You'll find all sorts of amenities in this historic Holmby Hills megamansion, but you won't find a solitary wire hanger. This is the very mansion immortalized by Faye Dunaway in the epic Joan Crawford biopic "Mommie Dearest," and it can now be yours for $35 million.
Movie buffs will recognize the grand, sweeping staircase that Dunaway swanned up and down in the 1981 film. An almost identical copy was built on the Paramount lot, where most of the interior scenes were shot (including the memorable wire hanger scene).
The lavish pool area is the actual location where filmmakers shot Christina's birthday party scene, with the carousel and pony rides. It's also where a fiercely competitive mother-daughter swimming competition took place in the camp classic.
The pool area hasn't changed much since 1939, when it was built for prominent filmmaker Allan Dwan, who founded one of the first motion picture studios in Los Angeles and directed Mary Pickford and Douglas Fairbanks, among many other cinema stars of the era.

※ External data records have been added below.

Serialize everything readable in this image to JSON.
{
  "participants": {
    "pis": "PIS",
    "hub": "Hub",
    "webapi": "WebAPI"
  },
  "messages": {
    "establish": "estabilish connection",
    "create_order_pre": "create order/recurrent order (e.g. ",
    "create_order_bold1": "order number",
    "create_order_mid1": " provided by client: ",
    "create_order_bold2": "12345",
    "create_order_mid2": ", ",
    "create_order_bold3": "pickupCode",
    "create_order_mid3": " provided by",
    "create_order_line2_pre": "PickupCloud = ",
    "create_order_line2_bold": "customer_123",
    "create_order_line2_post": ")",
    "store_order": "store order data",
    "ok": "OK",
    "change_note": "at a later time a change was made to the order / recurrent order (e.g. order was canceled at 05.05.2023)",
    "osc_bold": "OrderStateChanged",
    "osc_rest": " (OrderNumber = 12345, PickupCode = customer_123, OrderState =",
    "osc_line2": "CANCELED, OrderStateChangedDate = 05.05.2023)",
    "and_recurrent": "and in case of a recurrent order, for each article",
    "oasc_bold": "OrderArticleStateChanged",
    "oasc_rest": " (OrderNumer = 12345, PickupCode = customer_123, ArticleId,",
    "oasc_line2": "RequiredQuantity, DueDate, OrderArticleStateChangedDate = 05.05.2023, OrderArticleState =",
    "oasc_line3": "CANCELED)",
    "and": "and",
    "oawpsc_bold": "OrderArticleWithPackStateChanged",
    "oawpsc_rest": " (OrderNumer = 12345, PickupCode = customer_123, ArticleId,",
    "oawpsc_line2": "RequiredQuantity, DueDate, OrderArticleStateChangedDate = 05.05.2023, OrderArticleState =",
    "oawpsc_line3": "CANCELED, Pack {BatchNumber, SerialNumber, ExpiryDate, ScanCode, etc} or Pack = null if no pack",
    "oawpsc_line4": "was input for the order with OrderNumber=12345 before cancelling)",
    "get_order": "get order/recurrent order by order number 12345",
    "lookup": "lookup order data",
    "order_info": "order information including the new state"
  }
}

For that matter, the entire house -- with its Palladian mirrors and windows, french doors, antique marble fireplace, rolling lawns, and full-size tennis court -- hasn't changed much at all. The six bedrooms and five bathrooms on the 1.66-acre lot have remained pretty much the same.
And although it's an architectural classic with a cinematic pedigree, it's being marketed as an "opportunity to build your own dream estate and design whatever you want, or reconfigure this existing 1930s traditional Colonial-style home," says listing agent Christophe Choo of Christophe Choo Luxury Real Estate. Reading between the lines, he's almost dubbing it a tear-down. Or at least a major rebuild.
Wait a minute … a $35 million tear-down? What gives?
As with most things in real estate, it's all about location, location, location. The property is located in the most chic part of Holmby Hills, nestled up against Bel Air (where the Playboy mansion just sold for $105 million). The former Spelling mansion, which heiress Petra Ecclestone purchased in 2011 for a reported $150 million, is right up the street.
"We call it Billionaires' Row, because you almost have to be a billionaire, or close to it, to be able to afford one of these amazing luxury estates," Choo says of the home, which is on South Mapleton Drive. This street "has long been considered one of the finest streets in Los Angeles and the West Coast, if not the entire United States," he adds.
But if a rebuild is in order, we'll echo a famous line from the film and ask for a buyer to bring the ax.